Kirby, Brandon B, Norio Takada, Andrew J Latimer, Jimann Shin, Thomas J Carney, Robert N Kelsh, and Bruce Appel. 2006. “In Vivo Time-Lapse Imaging Shows Dynamic Oligodendrocyte Progenitor Behavior during Zebrafish Development.” Nature Neuroscience 9 (12): 1506–11. doi:10.1038/nn1803.
Maldonado, Paloma P, and María Cecilia Angulo. 2014. “Multiple Modes of Communication between Neurons and Oligodendrocyte Precursor Cells.” The Neuroscientist : A Review Journal Bringing Neurobiology, Neurology and Psychiatry, 1–11. doi:10.1177/1073858414530784.
Mckenzie, Ian A, David Ohayon, Huiliang Li, Joana Paes De Faria, Ben Emery, Koujiro Tohyama, and William D Richardson. 2014. “Motor Skill Learning Requires Active Central Myelination.” Science 346 (6207): 318–22. doi:10.1126/science.1254960.
Sagi, Yaniv, Ido Tavor, and Yaniv Assaf. 2012. “Learning in the Fast Lane : New Insights into Neuroplasticity Running Title : New Insights to Neuroplasticity from Diffusion MRI.” Neuron 73: 1–16.
Sampaio-Baptista, C, a a Khrapitchev, S Foxley, T Schlagheck, J Scholz, S Jbabdi, G C DeLuca, et al. 2013. “Motor Skill Learning Induces Changes in White Matter Microstructure and Myelination.” Journal of Neuroscience 33 (50): 19499–503. doi:10.1523/JNEUROSCI.3048-13.2013.

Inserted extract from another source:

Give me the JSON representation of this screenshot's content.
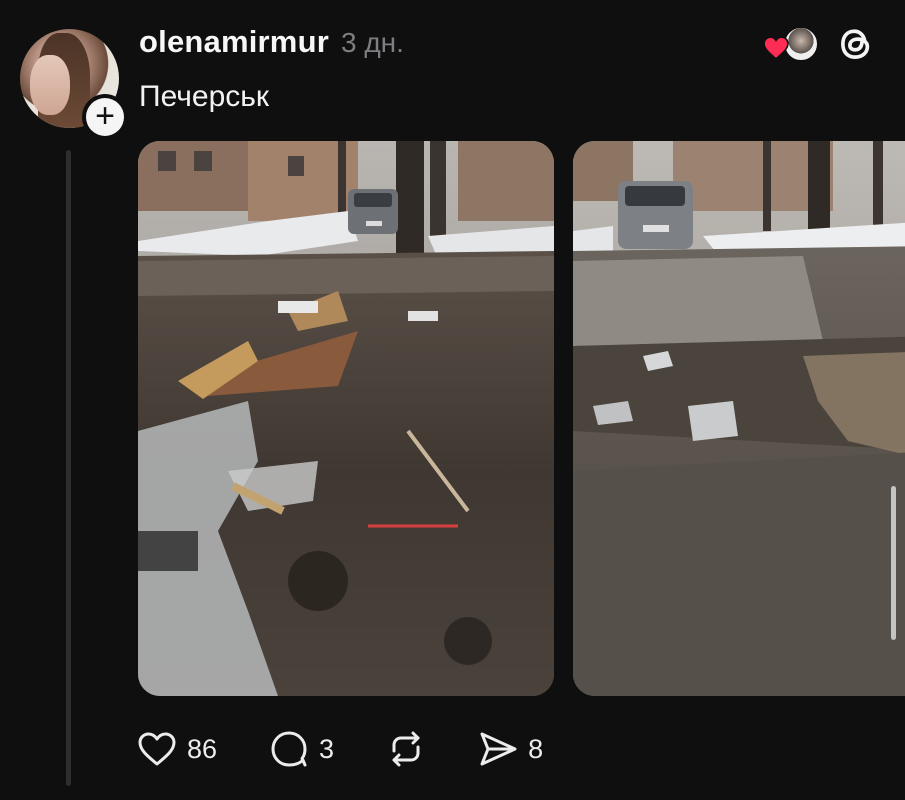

Scholz, Jan, Miriam C Klein, Timothy E J Behrens, and Heidi Johansen-Berg. 2009. “Training Induces Changes in White-Matter Architecture.” Nature Neuroscience 12 (11): 1370–71. doi:10.1038/nn.2412.
Wang, S., and K. M. Young. 2013. “White Matter Plasticity in Adulthood.” Neuroscience 276. IBRO: 148–60. doi:10.1016/j.neuroscience.2013.10.018.
This article and its reviews are distributed under the terms of the Creative Commons Attribution 4.0 International License, which permits unrestricted use, distribution, and redistribution in any medium, provided that the original author and source are credited.